BEGIN MATERIAL FOR THIS TASK
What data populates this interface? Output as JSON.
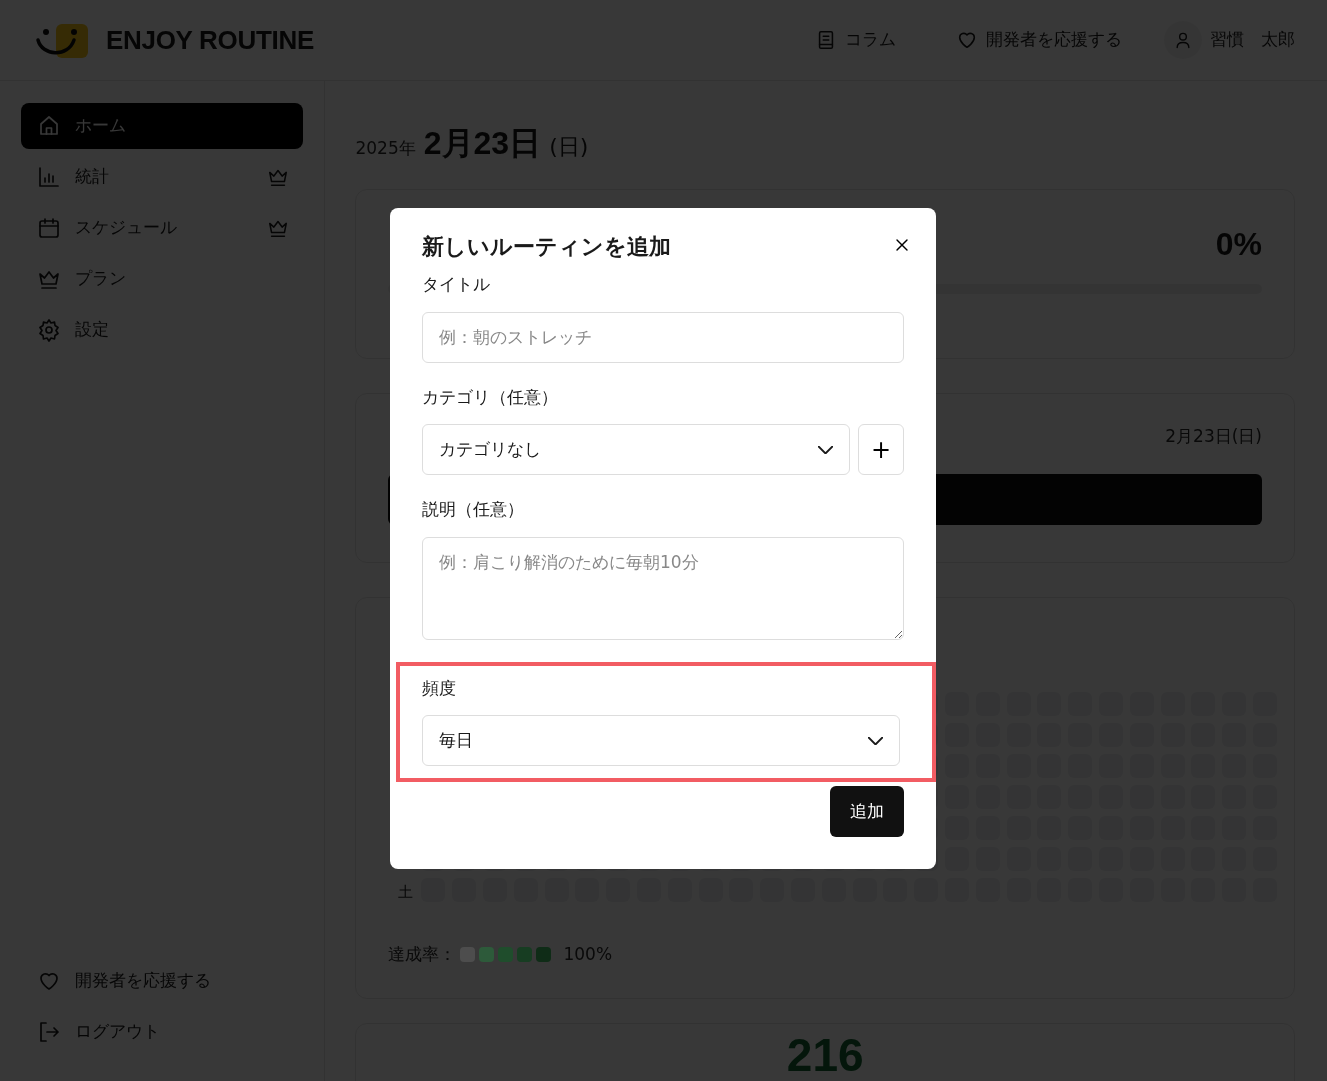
{
  "header": {
    "logo_text": "ENJOY ROUTINE",
    "nav": [
      {
        "kind": "book",
        "label": "コラム"
      },
      {
        "kind": "heart",
        "label": "開発者を応援する"
      }
    ],
    "user": {
      "name": "習慣　太郎"
    }
  },
  "sidebar": {
    "items": [
      {
        "label": "ホーム",
        "selected": true,
        "premium": false
      },
      {
        "label": "統計",
        "selected": false,
        "premium": true
      },
      {
        "label": "スケジュール",
        "selected": false,
        "premium": true
      },
      {
        "label": "プラン",
        "selected": false,
        "premium": false
      },
      {
        "label": "設定",
        "selected": false,
        "premium": false
      }
    ],
    "footer_items": [
      {
        "label": "開発者を応援する"
      },
      {
        "label": "ログアウト"
      }
    ]
  },
  "main": {
    "date": {
      "year": "2025年",
      "day": "2月23日",
      "weekday": "(日)"
    },
    "progress_card": {
      "percent": "0%",
      "level": 0
    },
    "today_card": {
      "date": "2月23日(日)"
    },
    "heatmap_card": {
      "row_label": "土",
      "legend_label": "達成率：",
      "legend_swatches": [
        {
          "color": "#4d4d4d"
        },
        {
          "color": "#2d5a3a"
        },
        {
          "color": "#1f4d2c"
        },
        {
          "color": "#173d22"
        },
        {
          "color": "#0f2c17"
        }
      ],
      "legend_max": "100%"
    },
    "stats_card": {
      "value": "216"
    }
  },
  "modal": {
    "title": "新しいルーティンを追加",
    "fields": [
      {
        "kind": "text",
        "label": "タイトル",
        "placeholder": "例：朝のストレッチ",
        "highlighted": false
      },
      {
        "kind": "select",
        "label": "カテゴリ（任意）",
        "value": "カテゴリなし",
        "add_button": "+",
        "highlighted": false
      },
      {
        "kind": "textarea",
        "label": "説明（任意）",
        "placeholder": "例：肩こり解消のために毎朝10分",
        "highlighted": false
      },
      {
        "kind": "select",
        "label": "頻度",
        "value": "毎日",
        "highlighted": true
      }
    ],
    "submit": "追加"
  }
}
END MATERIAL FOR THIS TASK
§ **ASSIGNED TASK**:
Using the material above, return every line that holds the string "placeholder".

§ **EXERCISE RESULT**:
        "placeholder": "例：朝のストレッチ",
        "placeholder": "例：肩こり解消のために毎朝10分",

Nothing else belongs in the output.